WHO report shows obesity rates in Turkey sharply rising
Turkey is now the most obese nation in Europe, as the country has an obesity rate of 32.1 percent, the World Health Organization (WHO) warned in a newly released report. Data on around 900 million people in 53 countries found Turkey rising up the obesity league tables.
The European average is 23.3 percent. Obesity is defined as a body mass index (BMI) score of more than 30, while a tally higher than 25 is classified as overweight.
Turkey was followed by Malta, the United Kingdom and Hungary, which have an obesity rate of respectively 28.9 percent, 27.8 percent and 26.4 percent. The country with the lowest rate was Tajikistan with 14.2 percent. The report based the figures on data from 2016 and surveyed only people aged above 18.
When compared with the data of previous years, the obesity rate showed a significant rise in Turkey, according to the WHO. This figure was 10.4 percent in 1980, 16.3 percent in 1990, 22.2 percent in 2000 and 28.2 percent in 2010.
“The prevalence of overweight and obesity among adults in the European Region is high and on the rise. In most countries in the Region, the prevalence of overweight was higher among men, while the prevalence of obesity was higher among women,” said the WHO report, which was launched in London on Sept. 12.
“In 2016, the rates for overweight and obesity were 63 percent and 21.9 percent among men and 54.3 percent and 24.5 percent among women. These rates were higher than the reported values in 2010: the rates for overweight and obesity were 59.7 percent and 18.8 percent among men and 52.1 percent and 22.5 percent among women,” the report further said.

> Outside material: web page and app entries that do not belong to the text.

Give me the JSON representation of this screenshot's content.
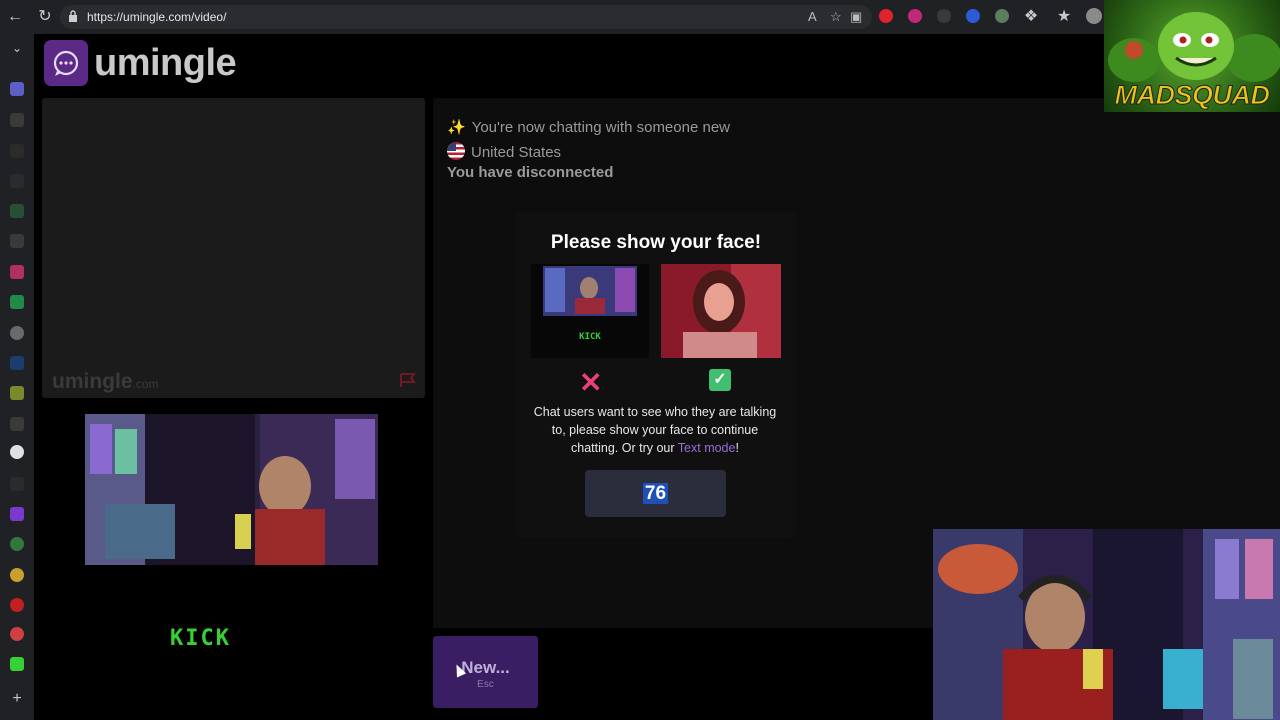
{
  "browser": {
    "url": "https://umingle.com/video/"
  },
  "app": {
    "logo_text": "umingle",
    "watermark_main": "umingle",
    "watermark_suffix": ".com",
    "kick_text": "KICK"
  },
  "chat": {
    "line1": "You're now chatting with someone new",
    "country": "United States",
    "line3": "You have disconnected"
  },
  "modal": {
    "title": "Please show your face!",
    "message_part1": "Chat users want to see who they are talking to, please show your face to continue chatting. Or try our ",
    "link_text": "Text mode",
    "message_part2": "!",
    "counter": "76",
    "example_kick": "KICK"
  },
  "new_button": {
    "label": "New...",
    "shortcut": "Esc"
  },
  "overlay": {
    "brand": "MADSQUAD"
  },
  "colors": {
    "accent": "#5a2a86",
    "link": "#9b6cd6",
    "kick_green": "#35d135",
    "counter_bg": "#2b2d3d"
  }
}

Heavy episodic drinking
The report has also included data on alcohol consumption. Accordingly, Turkey had the lowest national rate for heavy episodic drinking with 0.2 percent, while Austria had the highest rate with 38.5 percent.
The heavy episodic drinking was defined as consumption of 60 grams of pure alcohol or around six standard alcoholic drinks on at least one occasion weekly. The WHO based the figures on data from 2010, having surveyed people aged 15 years or over.
“In 2010, the national rates of heavy episodic drinking among males were higher than those for females. The highest and lowest national rates among males were 54.5% [Czech Republic] and 0.3 percent [Turkey], respectively, in 2010. The highest and lowest national rates among females were 24.3% [Lithuania] and 0% [Turkey], respectively, in 2010,” the report further noted.